On paper then, this urban sprawl would appear to be the perfect testing ground for new business approaches to waste management. But, as explored in the Stockholm Water Week session Sanitation Business Models for safe resource recovery and re-use, making that a reality is fraught with challenges.
The case for de-centralised, privately run waste management in developing cities is compelling. Miriam Otoo, an economist at the International Water Management Institute, is part of a team looking at business models for safe re-use of wastewater and septage (human waste deposited in septic tanks) across the globe. In her presentation she emphasized the role that resource recovery and re-use (RRR) can play in improving health and protecting the environment. Integrated business models throughout the sanitation value chain can turn waste into valuable resources such as biofuels or fertilizer and save water, thus leading to even broader livelihood improvements.
Most sanitation initiatives to reuse waste have depended heavily on subsidies, remained small or did not survive beyond their pilot phase. A new approach is needed to make RRR solutions viable at scale and protective of public health. The IWMI team is compiling data on over 150 business cases and asking the critical question: Why are some so successful?
The variation in profitability is striking. In Sri Lanka, there are over 100 composting plants. Cost-recovery for these sites ranges from a paltry 3% to 100%. The team wanted to know why there was such variability, said Otoo, adding that there are a wide range of variables from market demand, time to profit and the various health and environmental risks.
The permit Raj
In a partial answer to Otoo’s question, Stefan Reuter of the Bremen Overseas Research and Development Association (BORDA), related the organisation’s experiences of trying to set up a wastewater treatment initiative in Bangalore. Operating on the principle that “what will not be maintained should not be built”, BORDA looked at approaches that did not rely on centralised treatment plants. These rarely attract the attentions of India’s engineers, who are generally lured by the far more glamorous world of spiffy new buildings and imposing public infrastructure.
The technology is well established, however, and the team were hopeful of success. But progress was slow. In part, said Reuter, this has been due to the maze of regulation they have been forced to negotiate. At least seven national ministries are involved in regulating various aspects of the sector, plus 4 technical wings of ministries, the state government, various parastatal organisations and local government bodies. There are nine separate pieces of legislation regulating the sector and a whopping 43 different legislative and policy guidelines must be addressed.
Some of the red tape, says Reuter, is designed to protect the livelihoods of current service providers who are traditional manual scavengers. Their work is highly risky as it exposes them to human waste. This creates contradictions for more organised RRR businesses for whom risk control is a vital consideration.
Success – it’s a gas!
When the authorities get behind RRR, however, the results can be impressive. Regina Dube of GIZ spoke about their experiences setting up an organic waste and wastewater fermenting plant in Nashik, Maharashtra. The site produces bio-gas which is a valuable fuel in energy starved India.
The original plan has been to set up the plant in Delhi, but they soon discovered that actually getting hold of organic waste would be difficult.
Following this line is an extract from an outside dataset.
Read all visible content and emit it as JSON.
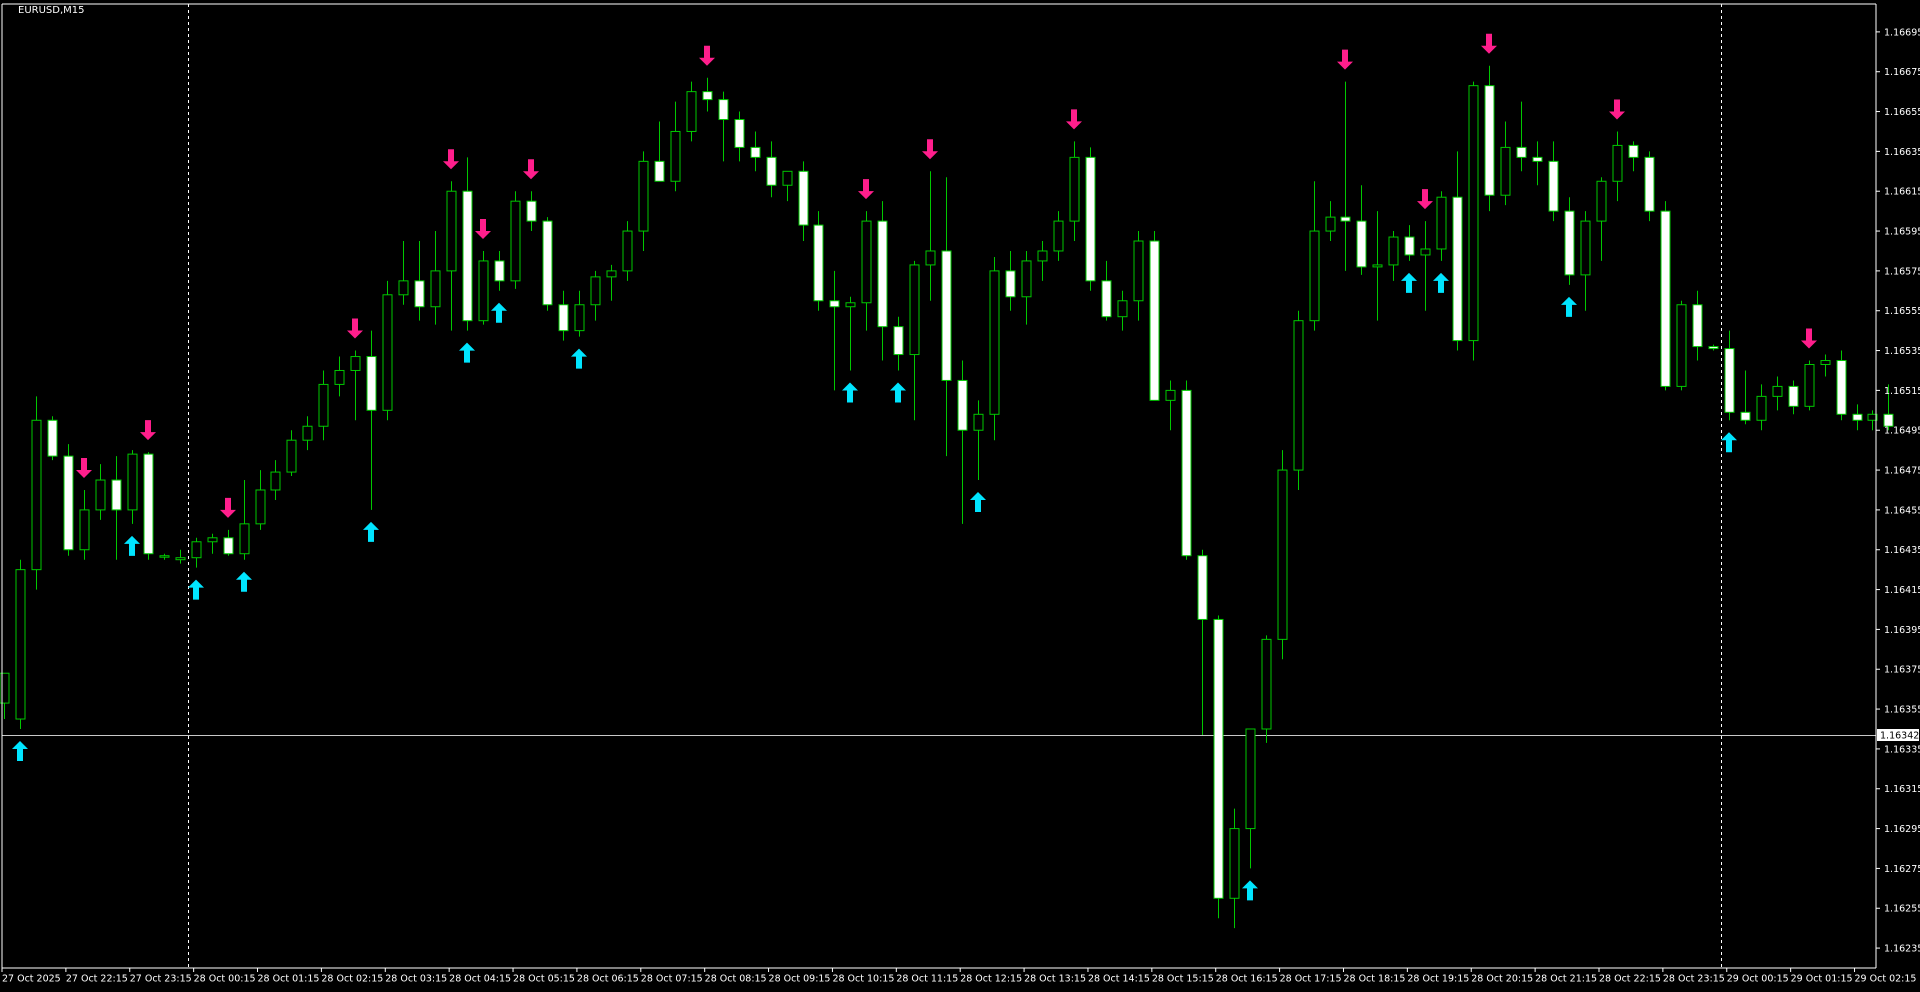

Major hotels in the city auction their food waste to the highest bidder and it usually ends up as fodder for peri-urban piggeries.
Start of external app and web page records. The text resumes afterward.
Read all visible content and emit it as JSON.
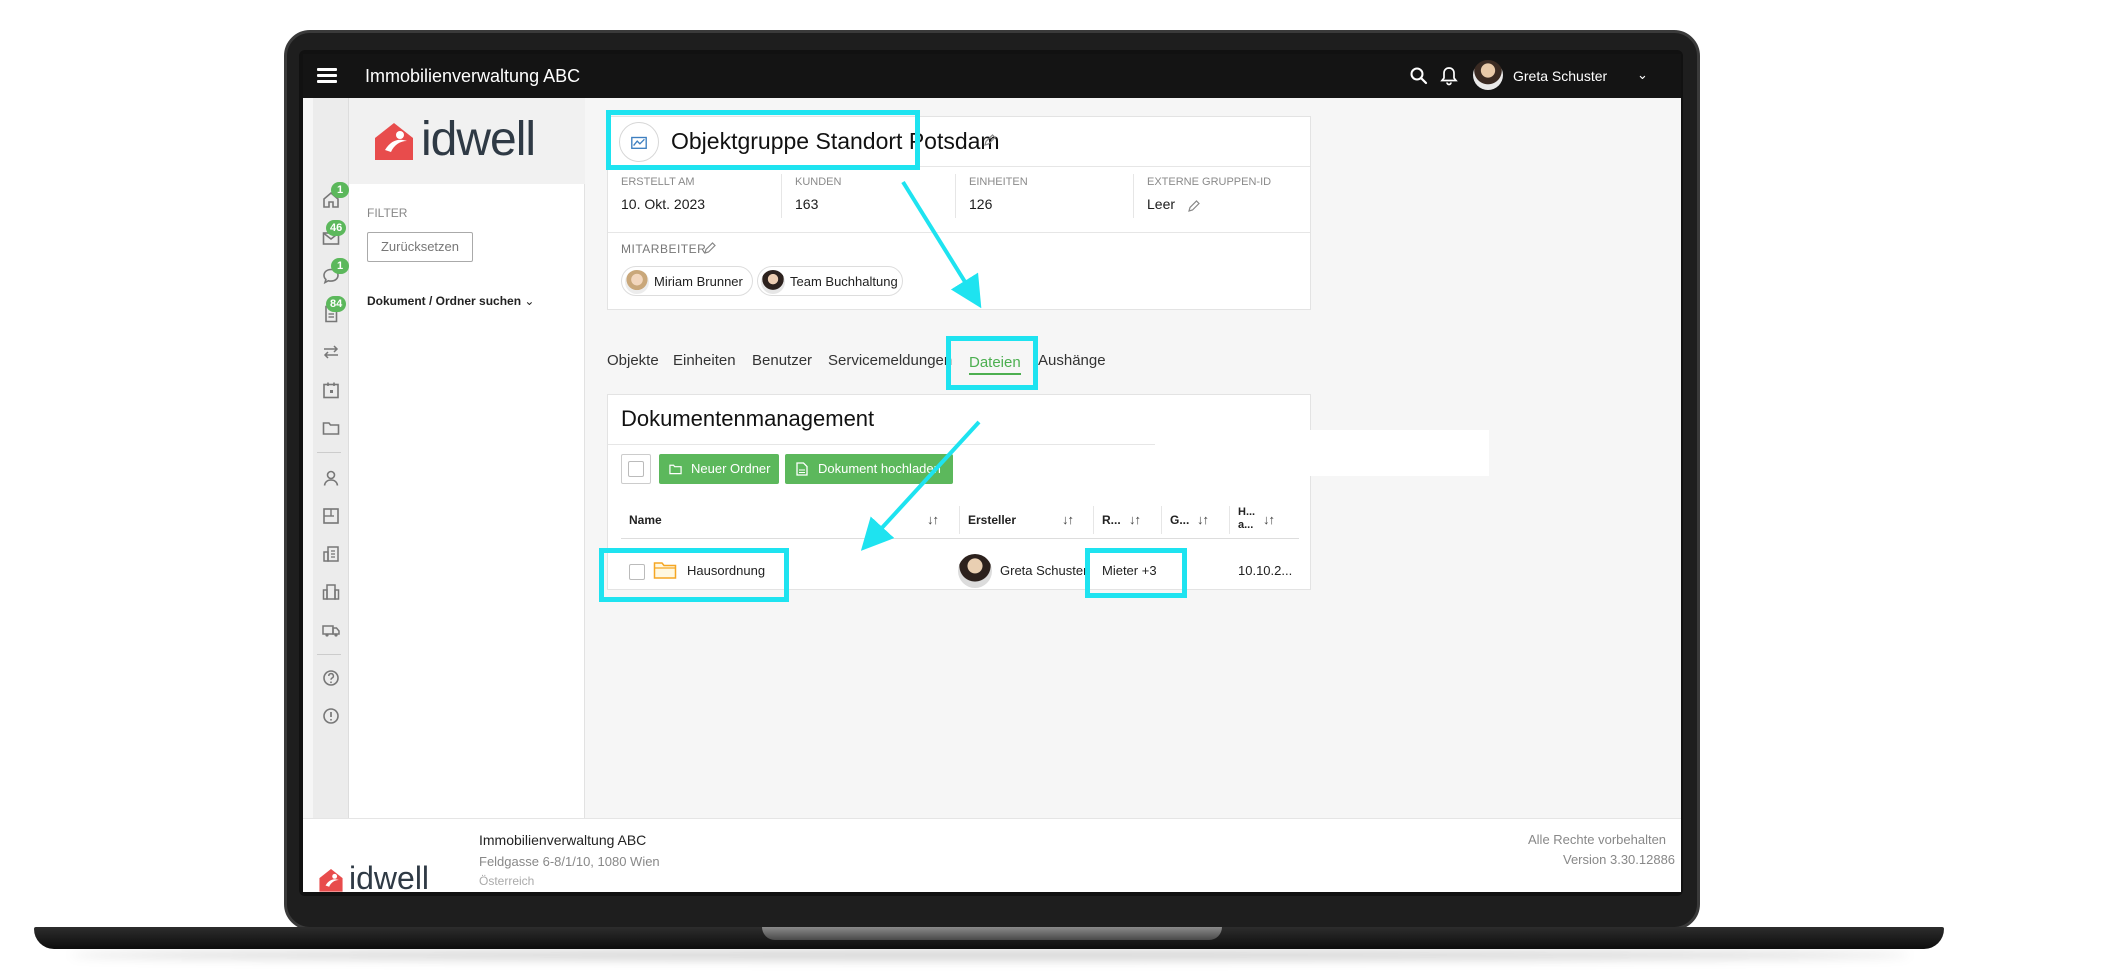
{
  "app": {
    "title": "Immobilienverwaltung ABC",
    "user_name": "Greta Schuster"
  },
  "brand": {
    "logo_text": "idwell",
    "accent": "#4caf50",
    "logo_red": "#e84c4c",
    "highlight": "#1ee3f0"
  },
  "rail": {
    "badges": {
      "home": "1",
      "mail": "46",
      "chat": "1",
      "docs": "84"
    }
  },
  "filter": {
    "label": "FILTER",
    "reset": "Zurücksetzen",
    "doc_search": "Dokument / Ordner suchen"
  },
  "group": {
    "title": "Objektgruppe Standort Potsdam",
    "meta": [
      {
        "label": "ERSTELLT AM",
        "value": "10. Okt. 2023"
      },
      {
        "label": "KUNDEN",
        "value": "163"
      },
      {
        "label": "EINHEITEN",
        "value": "126"
      },
      {
        "label": "EXTERNE GRUPPEN-ID",
        "value": "Leer"
      }
    ],
    "staff_label": "MITARBEITER",
    "staff": [
      "Miriam Brunner",
      "Team Buchhaltung"
    ]
  },
  "tabs": [
    "Objekte",
    "Einheiten",
    "Benutzer",
    "Servicemeldungen",
    "Dateien",
    "Aushänge"
  ],
  "active_tab": "Dateien",
  "docs": {
    "title": "Dokumentenmanagement",
    "new_folder": "Neuer Ordner",
    "upload": "Dokument hochladen",
    "columns": [
      "Name",
      "Ersteller",
      "R...",
      "G...",
      "H... a..."
    ],
    "rows": [
      {
        "name": "Hausordnung",
        "creator": "Greta Schuster",
        "roles": "Mieter +3",
        "date": "10.10.2..."
      }
    ]
  },
  "footer": {
    "company": "Immobilienverwaltung ABC",
    "address": "Feldgasse 6-8/1/10, 1080 Wien",
    "address2": "Österreich",
    "rights": "Alle Rechte vorbehalten",
    "version": "Version 3.30.12886"
  }
}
But the smaller city of Nashik was more supportive. Again bureaucracy was a challenge. Unending rounds of elections for local councils, for instance, lead to loss of impetus as carefully nurtured contacts were lost, and new relationships had to be established.
But waste collection was already well organised. €1 million was invested and the plant is now running successfully producing 3300 Kw of energy per day. This is not spectacularly profitable, but does save the municipality considerable sums on collection and transport of waste, and in avoided costs for dealing with septage.
As the world urbanises at breakneck speed, RRR approaches to waste management will become ever more critical. The success stories are already out there, but rapid expansion is urgently needed. Legislators take note!
A video of this session is available at: http://www.siwi.org/news/tune-into-this-weeks-seminars-live-and-on-demand/